↓↓↓

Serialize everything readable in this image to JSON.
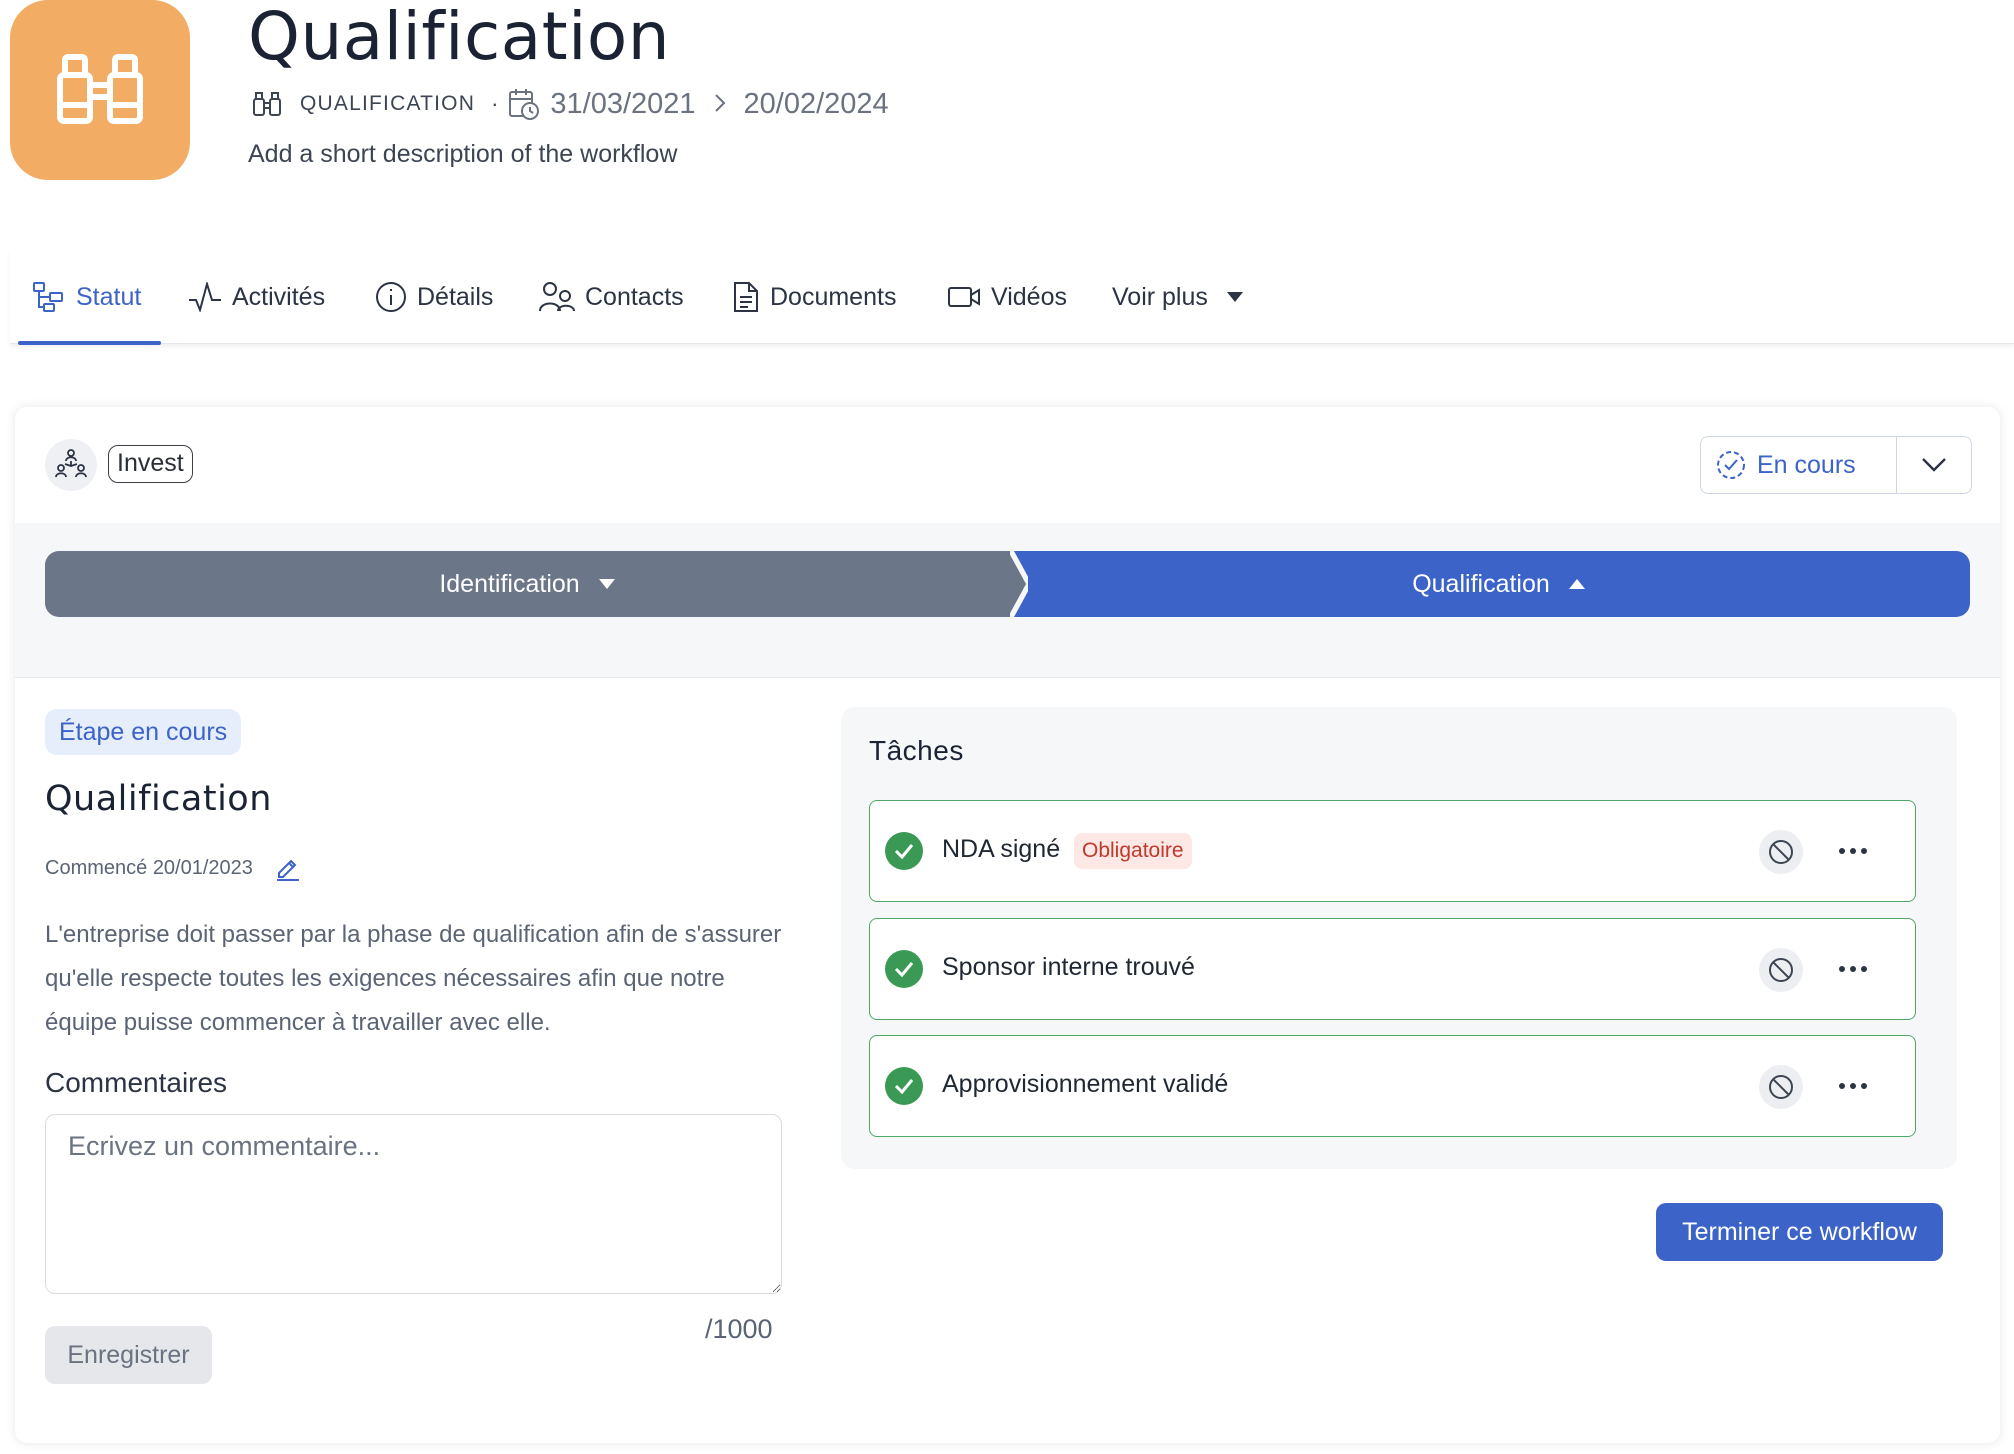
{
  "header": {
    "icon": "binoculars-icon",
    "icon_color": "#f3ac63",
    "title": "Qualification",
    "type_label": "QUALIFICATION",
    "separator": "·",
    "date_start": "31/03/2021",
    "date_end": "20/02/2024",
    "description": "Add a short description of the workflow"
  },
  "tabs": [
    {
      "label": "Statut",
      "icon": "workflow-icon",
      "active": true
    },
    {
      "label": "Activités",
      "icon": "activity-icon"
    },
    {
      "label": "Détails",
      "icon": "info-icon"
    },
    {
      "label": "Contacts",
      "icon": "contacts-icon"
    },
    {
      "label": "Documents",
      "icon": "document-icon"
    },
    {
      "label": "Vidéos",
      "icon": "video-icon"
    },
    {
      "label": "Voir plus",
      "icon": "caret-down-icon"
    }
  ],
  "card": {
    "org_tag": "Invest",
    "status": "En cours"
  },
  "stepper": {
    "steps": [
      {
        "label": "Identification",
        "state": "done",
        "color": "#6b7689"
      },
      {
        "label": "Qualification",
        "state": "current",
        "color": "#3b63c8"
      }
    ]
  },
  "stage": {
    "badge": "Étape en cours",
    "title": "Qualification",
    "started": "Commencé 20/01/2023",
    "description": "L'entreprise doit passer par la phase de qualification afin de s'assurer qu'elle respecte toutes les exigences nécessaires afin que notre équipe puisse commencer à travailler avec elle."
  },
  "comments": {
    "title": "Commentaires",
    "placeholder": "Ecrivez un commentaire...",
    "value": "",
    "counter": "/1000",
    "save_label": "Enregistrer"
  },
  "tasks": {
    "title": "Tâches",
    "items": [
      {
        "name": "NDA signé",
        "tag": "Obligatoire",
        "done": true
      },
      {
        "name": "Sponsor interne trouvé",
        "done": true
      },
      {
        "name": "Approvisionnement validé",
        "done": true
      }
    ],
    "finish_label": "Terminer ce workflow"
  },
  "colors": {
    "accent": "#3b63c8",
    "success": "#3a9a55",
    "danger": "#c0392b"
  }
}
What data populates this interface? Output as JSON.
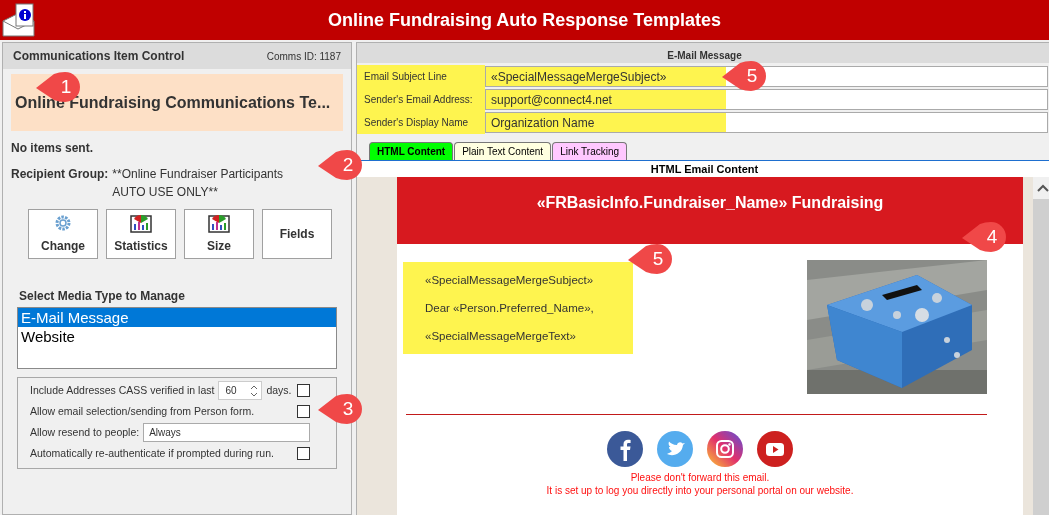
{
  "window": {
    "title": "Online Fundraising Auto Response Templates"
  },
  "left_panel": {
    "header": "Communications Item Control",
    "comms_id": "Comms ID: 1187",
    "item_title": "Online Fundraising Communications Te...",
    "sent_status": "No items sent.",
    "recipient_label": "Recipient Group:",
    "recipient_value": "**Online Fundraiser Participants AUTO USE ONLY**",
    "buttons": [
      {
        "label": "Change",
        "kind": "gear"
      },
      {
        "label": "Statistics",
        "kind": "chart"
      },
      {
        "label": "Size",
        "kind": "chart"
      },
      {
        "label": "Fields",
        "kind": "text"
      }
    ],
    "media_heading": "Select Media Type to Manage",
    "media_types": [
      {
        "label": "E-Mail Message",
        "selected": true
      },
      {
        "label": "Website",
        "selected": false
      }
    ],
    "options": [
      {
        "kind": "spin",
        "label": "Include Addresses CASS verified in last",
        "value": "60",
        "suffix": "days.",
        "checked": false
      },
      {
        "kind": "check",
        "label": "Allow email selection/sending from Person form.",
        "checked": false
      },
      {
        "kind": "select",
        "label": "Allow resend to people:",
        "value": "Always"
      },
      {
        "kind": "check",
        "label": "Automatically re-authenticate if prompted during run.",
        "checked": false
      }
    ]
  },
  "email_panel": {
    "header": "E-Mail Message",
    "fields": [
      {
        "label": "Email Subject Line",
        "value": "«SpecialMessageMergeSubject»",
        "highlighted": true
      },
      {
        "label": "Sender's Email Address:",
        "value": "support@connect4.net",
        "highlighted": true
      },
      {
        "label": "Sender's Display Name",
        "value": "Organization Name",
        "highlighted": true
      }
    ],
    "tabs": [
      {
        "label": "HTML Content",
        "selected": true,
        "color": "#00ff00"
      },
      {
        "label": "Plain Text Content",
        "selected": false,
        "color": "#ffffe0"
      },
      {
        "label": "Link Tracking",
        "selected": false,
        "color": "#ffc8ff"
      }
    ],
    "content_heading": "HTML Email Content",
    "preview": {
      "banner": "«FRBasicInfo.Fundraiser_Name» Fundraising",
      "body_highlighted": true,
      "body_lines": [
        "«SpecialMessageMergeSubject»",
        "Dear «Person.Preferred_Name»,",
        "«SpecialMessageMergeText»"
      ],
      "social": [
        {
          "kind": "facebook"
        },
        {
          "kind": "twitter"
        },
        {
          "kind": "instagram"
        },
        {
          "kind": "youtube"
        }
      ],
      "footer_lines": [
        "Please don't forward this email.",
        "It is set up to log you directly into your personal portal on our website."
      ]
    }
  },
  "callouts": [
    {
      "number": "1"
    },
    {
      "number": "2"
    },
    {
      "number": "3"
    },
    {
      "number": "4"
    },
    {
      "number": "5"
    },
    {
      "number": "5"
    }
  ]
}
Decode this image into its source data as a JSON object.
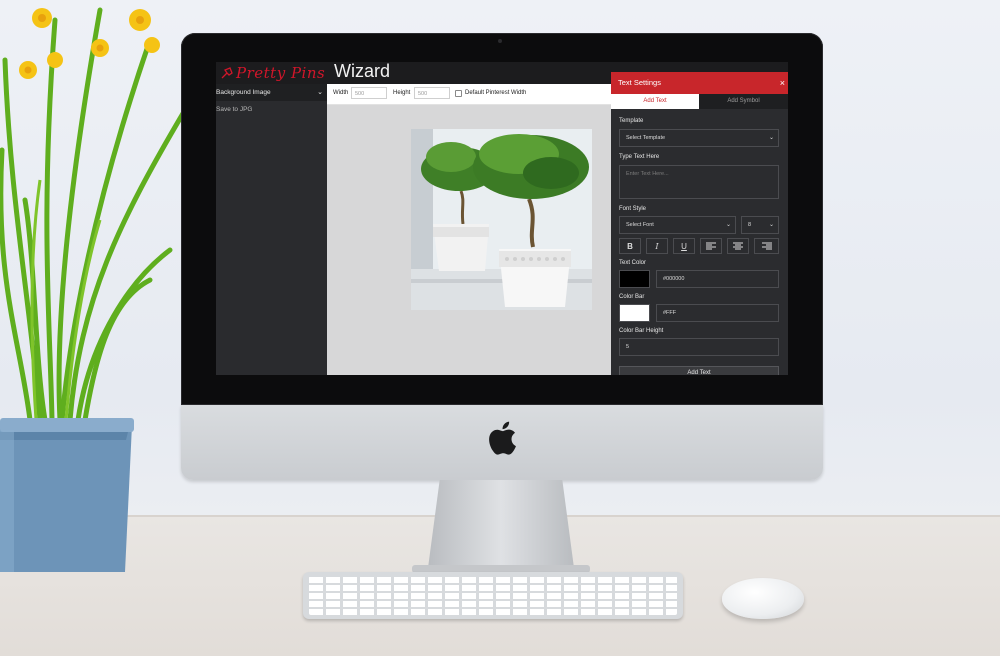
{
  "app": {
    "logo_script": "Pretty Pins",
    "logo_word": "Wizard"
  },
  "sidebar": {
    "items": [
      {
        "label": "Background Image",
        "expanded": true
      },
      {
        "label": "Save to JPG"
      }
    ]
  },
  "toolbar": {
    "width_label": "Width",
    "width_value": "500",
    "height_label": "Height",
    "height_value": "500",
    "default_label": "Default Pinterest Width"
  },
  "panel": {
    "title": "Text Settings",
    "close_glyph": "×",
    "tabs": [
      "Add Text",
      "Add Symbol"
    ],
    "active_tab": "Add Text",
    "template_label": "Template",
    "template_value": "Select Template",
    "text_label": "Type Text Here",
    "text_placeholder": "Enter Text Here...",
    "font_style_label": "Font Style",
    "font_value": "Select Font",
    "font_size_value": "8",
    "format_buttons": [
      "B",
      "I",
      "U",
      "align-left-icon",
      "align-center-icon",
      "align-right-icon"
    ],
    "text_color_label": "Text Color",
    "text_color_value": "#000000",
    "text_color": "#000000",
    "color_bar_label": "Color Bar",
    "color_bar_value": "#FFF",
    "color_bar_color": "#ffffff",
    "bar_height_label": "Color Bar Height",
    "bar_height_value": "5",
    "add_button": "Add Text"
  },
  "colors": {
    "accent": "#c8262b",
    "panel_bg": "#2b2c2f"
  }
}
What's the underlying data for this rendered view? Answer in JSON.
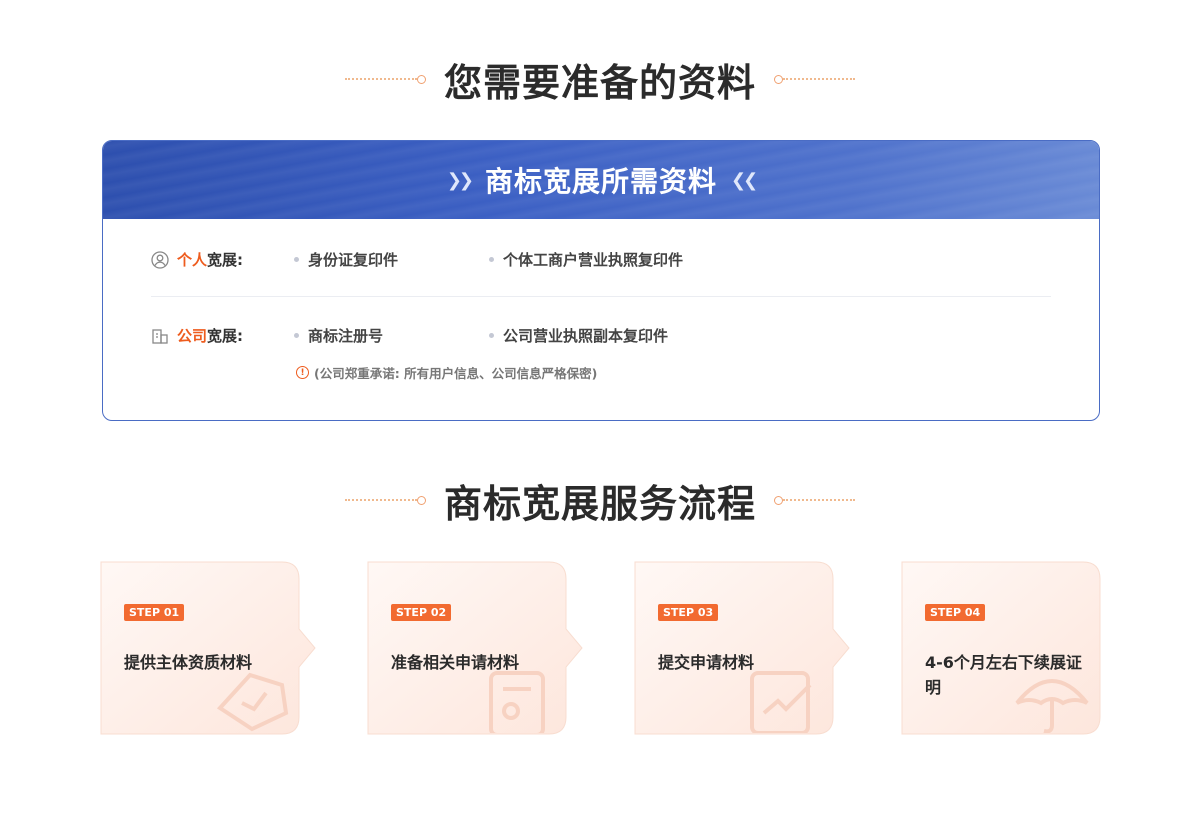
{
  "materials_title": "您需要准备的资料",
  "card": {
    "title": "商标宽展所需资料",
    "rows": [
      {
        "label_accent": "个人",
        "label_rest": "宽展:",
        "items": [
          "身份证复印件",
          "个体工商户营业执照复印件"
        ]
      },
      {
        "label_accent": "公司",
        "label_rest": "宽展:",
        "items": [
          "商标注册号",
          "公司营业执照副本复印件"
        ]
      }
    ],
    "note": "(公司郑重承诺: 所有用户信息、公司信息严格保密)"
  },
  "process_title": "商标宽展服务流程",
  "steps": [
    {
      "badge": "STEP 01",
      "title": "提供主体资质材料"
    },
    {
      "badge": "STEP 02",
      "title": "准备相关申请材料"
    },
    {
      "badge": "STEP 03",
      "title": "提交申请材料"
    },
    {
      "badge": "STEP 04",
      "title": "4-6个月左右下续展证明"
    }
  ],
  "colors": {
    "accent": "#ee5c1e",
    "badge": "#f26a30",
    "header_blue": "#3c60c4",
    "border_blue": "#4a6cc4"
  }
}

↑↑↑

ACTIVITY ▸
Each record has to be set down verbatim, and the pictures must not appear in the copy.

YOUR SOLUTION ▸
Serialize everything readable in this image to JSON.
{
  "header": {
    "icon": "binoculars-icon",
    "icon_color": "#f3ac63",
    "title": "Qualification",
    "type_label": "QUALIFICATION",
    "separator": "·",
    "date_start": "31/03/2021",
    "date_end": "20/02/2024",
    "description": "Add a short description of the workflow"
  },
  "tabs": [
    {
      "label": "Statut",
      "icon": "workflow-icon",
      "active": true
    },
    {
      "label": "Activités",
      "icon": "activity-icon"
    },
    {
      "label": "Détails",
      "icon": "info-icon"
    },
    {
      "label": "Contacts",
      "icon": "contacts-icon"
    },
    {
      "label": "Documents",
      "icon": "document-icon"
    },
    {
      "label": "Vidéos",
      "icon": "video-icon"
    },
    {
      "label": "Voir plus",
      "icon": "caret-down-icon"
    }
  ],
  "card": {
    "org_tag": "Invest",
    "status": "En cours"
  },
  "stepper": {
    "steps": [
      {
        "label": "Identification",
        "state": "done",
        "color": "#6b7689"
      },
      {
        "label": "Qualification",
        "state": "current",
        "color": "#3b63c8"
      }
    ]
  },
  "stage": {
    "badge": "Étape en cours",
    "title": "Qualification",
    "started": "Commencé 20/01/2023",
    "description": "L'entreprise doit passer par la phase de qualification afin de s'assurer qu'elle respecte toutes les exigences nécessaires afin que notre équipe puisse commencer à travailler avec elle."
  },
  "comments": {
    "title": "Commentaires",
    "placeholder": "Ecrivez un commentaire...",
    "value": "",
    "counter": "/1000",
    "save_label": "Enregistrer"
  },
  "tasks": {
    "title": "Tâches",
    "items": [
      {
        "name": "NDA signé",
        "tag": "Obligatoire",
        "done": true
      },
      {
        "name": "Sponsor interne trouvé",
        "done": true
      },
      {
        "name": "Approvisionnement validé",
        "done": true
      }
    ],
    "finish_label": "Terminer ce workflow"
  },
  "colors": {
    "accent": "#3b63c8",
    "success": "#3a9a55",
    "danger": "#c0392b"
  }
}
What data populates this interface? Output as JSON.
{
  "window": {
    "title": "Online Fundraising Auto Response Templates"
  },
  "left_panel": {
    "header": "Communications Item Control",
    "comms_id": "Comms ID: 1187",
    "item_title": "Online Fundraising Communications Te...",
    "sent_status": "No items sent.",
    "recipient_label": "Recipient Group:",
    "recipient_value": "**Online Fundraiser Participants AUTO USE ONLY**",
    "buttons": [
      {
        "label": "Change",
        "kind": "gear"
      },
      {
        "label": "Statistics",
        "kind": "chart"
      },
      {
        "label": "Size",
        "kind": "chart"
      },
      {
        "label": "Fields",
        "kind": "text"
      }
    ],
    "media_heading": "Select Media Type to Manage",
    "media_types": [
      {
        "label": "E-Mail Message",
        "selected": true
      },
      {
        "label": "Website",
        "selected": false
      }
    ],
    "options": [
      {
        "kind": "spin",
        "label": "Include Addresses CASS verified in last",
        "value": "60",
        "suffix": "days.",
        "checked": false
      },
      {
        "kind": "check",
        "label": "Allow email selection/sending from Person form.",
        "checked": false
      },
      {
        "kind": "select",
        "label": "Allow resend to people:",
        "value": "Always"
      },
      {
        "kind": "check",
        "label": "Automatically re-authenticate if prompted during run.",
        "checked": false
      }
    ]
  },
  "email_panel": {
    "header": "E-Mail Message",
    "fields": [
      {
        "label": "Email Subject Line",
        "value": "«SpecialMessageMergeSubject»",
        "highlighted": true
      },
      {
        "label": "Sender's Email Address:",
        "value": "support@connect4.net",
        "highlighted": true
      },
      {
        "label": "Sender's Display Name",
        "value": "Organization Name",
        "highlighted": true
      }
    ],
    "tabs": [
      {
        "label": "HTML Content",
        "selected": true,
        "color": "#00ff00"
      },
      {
        "label": "Plain Text Content",
        "selected": false,
        "color": "#ffffe0"
      },
      {
        "label": "Link Tracking",
        "selected": false,
        "color": "#ffc8ff"
      }
    ],
    "content_heading": "HTML Email Content",
    "preview": {
      "banner": "«FRBasicInfo.Fundraiser_Name» Fundraising",
      "body_highlighted": true,
      "body_lines": [
        "«SpecialMessageMergeSubject»",
        "Dear «Person.Preferred_Name»,",
        "«SpecialMessageMergeText»"
      ],
      "social": [
        {
          "kind": "facebook"
        },
        {
          "kind": "twitter"
        },
        {
          "kind": "instagram"
        },
        {
          "kind": "youtube"
        }
      ],
      "footer_lines": [
        "Please don't forward this email.",
        "It is set up to log you directly into your personal portal on our website."
      ]
    }
  },
  "callouts": [
    {
      "number": "1"
    },
    {
      "number": "2"
    },
    {
      "number": "3"
    },
    {
      "number": "4"
    },
    {
      "number": "5"
    },
    {
      "number": "5"
    }
  ]
}
Decode this image into its source data as a JSON object.
{
  "app": {
    "logo_script": "Pretty Pins",
    "logo_word": "Wizard"
  },
  "sidebar": {
    "items": [
      {
        "label": "Background Image",
        "expanded": true
      },
      {
        "label": "Save to JPG"
      }
    ]
  },
  "toolbar": {
    "width_label": "Width",
    "width_value": "500",
    "height_label": "Height",
    "height_value": "500",
    "default_label": "Default Pinterest Width"
  },
  "panel": {
    "title": "Text Settings",
    "close_glyph": "×",
    "tabs": [
      "Add Text",
      "Add Symbol"
    ],
    "active_tab": "Add Text",
    "template_label": "Template",
    "template_value": "Select Template",
    "text_label": "Type Text Here",
    "text_placeholder": "Enter Text Here...",
    "font_style_label": "Font Style",
    "font_value": "Select Font",
    "font_size_value": "8",
    "format_buttons": [
      "B",
      "I",
      "U",
      "align-left-icon",
      "align-center-icon",
      "align-right-icon"
    ],
    "text_color_label": "Text Color",
    "text_color_value": "#000000",
    "text_color": "#000000",
    "color_bar_label": "Color Bar",
    "color_bar_value": "#FFF",
    "color_bar_color": "#ffffff",
    "bar_height_label": "Color Bar Height",
    "bar_height_value": "5",
    "add_button": "Add Text"
  },
  "colors": {
    "accent": "#c8262b",
    "panel_bg": "#2b2c2f"
  }
}
What's the underlying data for this rendered view? Answer in JSON.
{
  "materials_title": "您需要准备的资料",
  "card": {
    "title": "商标宽展所需资料",
    "rows": [
      {
        "label_accent": "个人",
        "label_rest": "宽展:",
        "items": [
          "身份证复印件",
          "个体工商户营业执照复印件"
        ]
      },
      {
        "label_accent": "公司",
        "label_rest": "宽展:",
        "items": [
          "商标注册号",
          "公司营业执照副本复印件"
        ]
      }
    ],
    "note": "(公司郑重承诺: 所有用户信息、公司信息严格保密)"
  },
  "process_title": "商标宽展服务流程",
  "steps": [
    {
      "badge": "STEP 01",
      "title": "提供主体资质材料"
    },
    {
      "badge": "STEP 02",
      "title": "准备相关申请材料"
    },
    {
      "badge": "STEP 03",
      "title": "提交申请材料"
    },
    {
      "badge": "STEP 04",
      "title": "4-6个月左右下续展证明"
    }
  ],
  "colors": {
    "accent": "#ee5c1e",
    "badge": "#f26a30",
    "header_blue": "#3c60c4",
    "border_blue": "#4a6cc4"
  }
}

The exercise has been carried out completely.